YOUR ASSIGNMENT:
Copy each line below in which the string "time" appears.

Data extracted from a collection:
- Opening Delimiter -

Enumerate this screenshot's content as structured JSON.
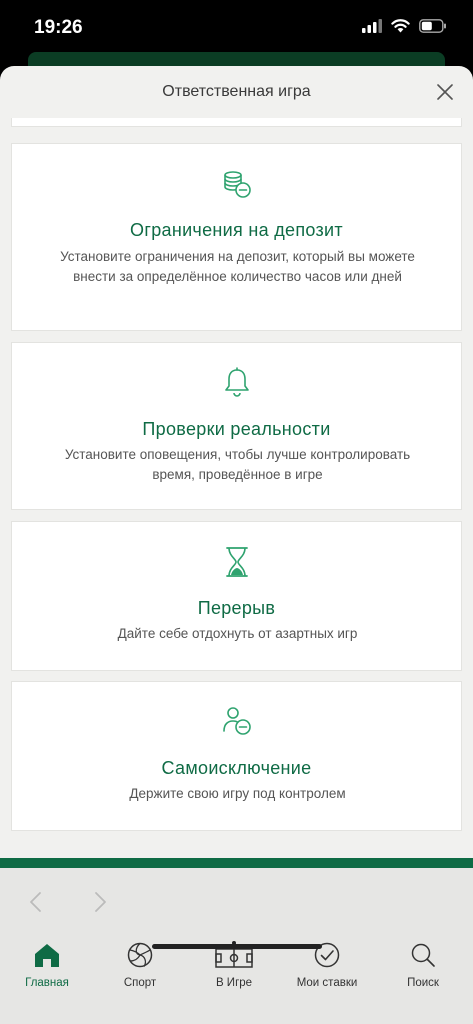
{
  "status_bar": {
    "time": "19:26"
  },
  "sheet": {
    "title": "Ответственная игра"
  },
  "cards": [
    {
      "icon": "coins-icon",
      "title": "Ограничения на депозит",
      "description": "Установите ограничения на депозит, который вы можете внести за определённое количество часов или дней"
    },
    {
      "icon": "bell-icon",
      "title": "Проверки реальности",
      "description": "Установите оповещения, чтобы лучше контролировать время, проведённое в игре"
    },
    {
      "icon": "hourglass-icon",
      "title": "Перерыв",
      "description": "Дайте себе отдохнуть от азартных игр"
    },
    {
      "icon": "user-minus-icon",
      "title": "Самоисключение",
      "description": "Держите свою игру под контролем"
    }
  ],
  "bottom_nav": {
    "tabs": [
      {
        "label": "Главная",
        "icon": "home-icon",
        "active": true
      },
      {
        "label": "Спорт",
        "icon": "ball-icon",
        "active": false
      },
      {
        "label": "В Игре",
        "icon": "field-icon",
        "active": false
      },
      {
        "label": "Мои ставки",
        "icon": "check-circle-icon",
        "active": false
      },
      {
        "label": "Поиск",
        "icon": "search-icon",
        "active": false
      }
    ]
  },
  "colors": {
    "accent": "#0f6b45",
    "icon_green": "#2fa36f",
    "sheet_bg": "#f1f1ef"
  }
}
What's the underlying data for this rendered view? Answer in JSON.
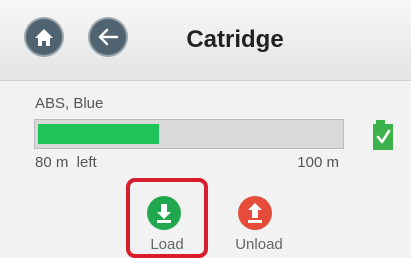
{
  "header": {
    "title": "Catridge",
    "home_icon": "home-icon",
    "back_icon": "back-arrow-icon"
  },
  "filament": {
    "material": "ABS, Blue",
    "remaining_label": "80 m  left",
    "capacity_label": "100 m",
    "fill_fraction": 0.4,
    "status_icon": "cartridge-check-icon"
  },
  "actions": {
    "load_label": "Load",
    "unload_label": "Unload"
  },
  "colors": {
    "icon_button": "#506370",
    "progress_fill": "#1ec45a",
    "load": "#21a84f",
    "unload": "#e54d3a",
    "highlight": "#d81e2c"
  }
}
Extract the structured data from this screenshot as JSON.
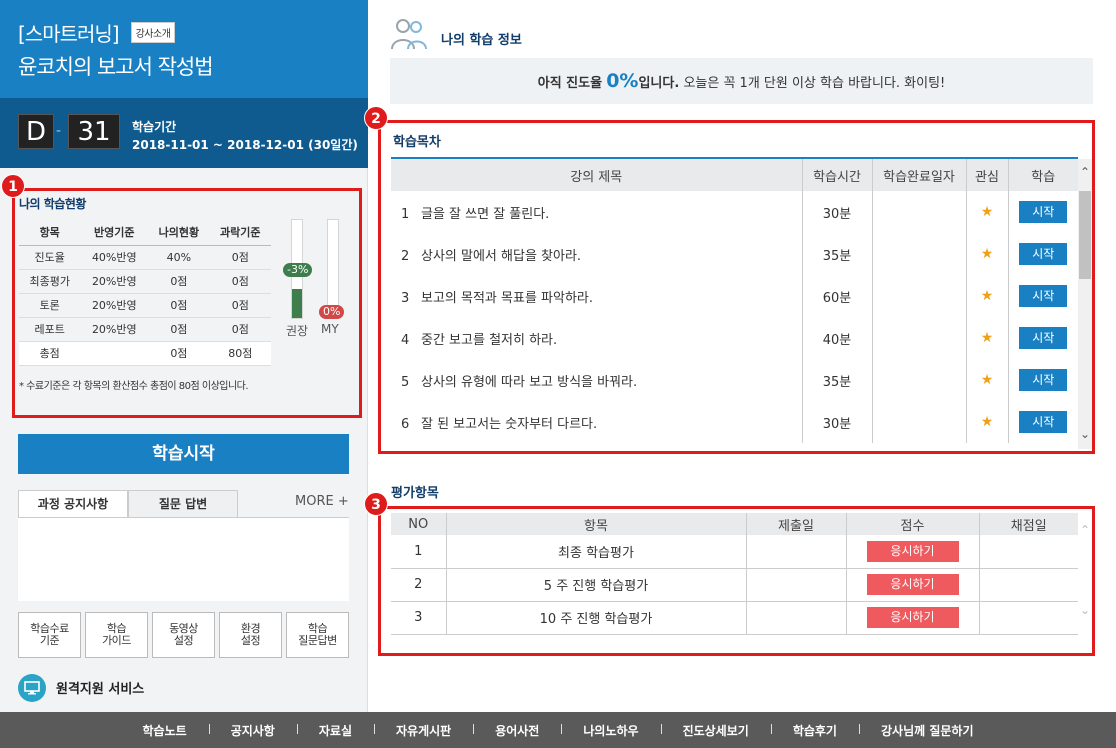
{
  "course": {
    "title_line1": "[스마트러닝]",
    "intro_badge": "강사소개",
    "title_line2": "윤코치의 보고서 작성법"
  },
  "dday": {
    "d_letter": "D",
    "dash": "-",
    "days": "31",
    "period_label": "학습기간",
    "period_value": "2018-11-01 ~ 2018-12-01 (30일간)"
  },
  "status": {
    "title": "나의 학습현황",
    "headers": [
      "항목",
      "반영기준",
      "나의현황",
      "과락기준"
    ],
    "rows": [
      [
        "진도율",
        "40%반영",
        "40%",
        "0점"
      ],
      [
        "최종평가",
        "20%반영",
        "0점",
        "0점"
      ],
      [
        "토론",
        "20%반영",
        "0점",
        "0점"
      ],
      [
        "레포트",
        "20%반영",
        "0점",
        "0점"
      ]
    ],
    "total": [
      "총점",
      "",
      "0점",
      "80점"
    ],
    "note": "* 수료기준은 각 항목의 환산점수 총점이 80점 이상입니다.",
    "gauge_recommended": {
      "label": "권장",
      "tag": "-3%",
      "fill_fraction": 0.3
    },
    "gauge_my": {
      "label": "MY",
      "tag": "0%",
      "fill_fraction": 0.13
    }
  },
  "start_button": "학습시작",
  "board_tabs": {
    "notice": "과정 공지사항",
    "qna": "질문 답변",
    "more": "MORE +"
  },
  "quick_buttons": [
    "학습수료\n기준",
    "학습\n가이드",
    "동영상\n설정",
    "환경\n설정",
    "학습\n질문답변"
  ],
  "remote_service": "원격지원 서비스",
  "info": {
    "title": "나의 학습 정보",
    "progress_prefix": "아직 진도율",
    "progress_pct": "0%",
    "progress_suffix": "입니다.",
    "progress_message": "오늘은 꼭 1개 단원 이상 학습 바랍니다. 화이팅!"
  },
  "toc": {
    "title": "학습목차",
    "headers": [
      "강의 제목",
      "학습시간",
      "학습완료일자",
      "관심",
      "학습"
    ],
    "rows": [
      {
        "num": "1",
        "title": "글을 잘 쓰면 잘 풀린다.",
        "time": "30분",
        "done": "",
        "action": "시작"
      },
      {
        "num": "2",
        "title": "상사의 말에서 해답을 찾아라.",
        "time": "35분",
        "done": "",
        "action": "시작"
      },
      {
        "num": "3",
        "title": "보고의 목적과 목표를 파악하라.",
        "time": "60분",
        "done": "",
        "action": "시작"
      },
      {
        "num": "4",
        "title": "중간 보고를 철저히 하라.",
        "time": "40분",
        "done": "",
        "action": "시작"
      },
      {
        "num": "5",
        "title": "상사의 유형에 따라 보고 방식을 바꿔라.",
        "time": "35분",
        "done": "",
        "action": "시작"
      },
      {
        "num": "6",
        "title": "잘 된 보고서는 숫자부터 다르다.",
        "time": "30분",
        "done": "",
        "action": "시작"
      }
    ]
  },
  "evaluation": {
    "title": "평가항목",
    "headers": [
      "NO",
      "항목",
      "제출일",
      "점수",
      "채점일"
    ],
    "rows": [
      {
        "no": "1",
        "item": "최종 학습평가",
        "submitted": "",
        "score": "응시하기",
        "graded": ""
      },
      {
        "no": "2",
        "item": "5 주 진행 학습평가",
        "submitted": "",
        "score": "응시하기",
        "graded": ""
      },
      {
        "no": "3",
        "item": "10 주 진행 학습평가",
        "submitted": "",
        "score": "응시하기",
        "graded": ""
      }
    ]
  },
  "annotations": [
    "1",
    "2",
    "3"
  ],
  "footer": [
    "학습노트",
    "공지사항",
    "자료실",
    "자유게시판",
    "용어사전",
    "나의노하우",
    "진도상세보기",
    "학습후기",
    "강사님께 질문하기"
  ]
}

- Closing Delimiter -

WRITTEN RESPONSE:
    "time": "19:26"
        "time": "30분",
        "time": "35분",
        "time": "60분",
        "time": "40분",
        "time": "35분",
        "time": "30분",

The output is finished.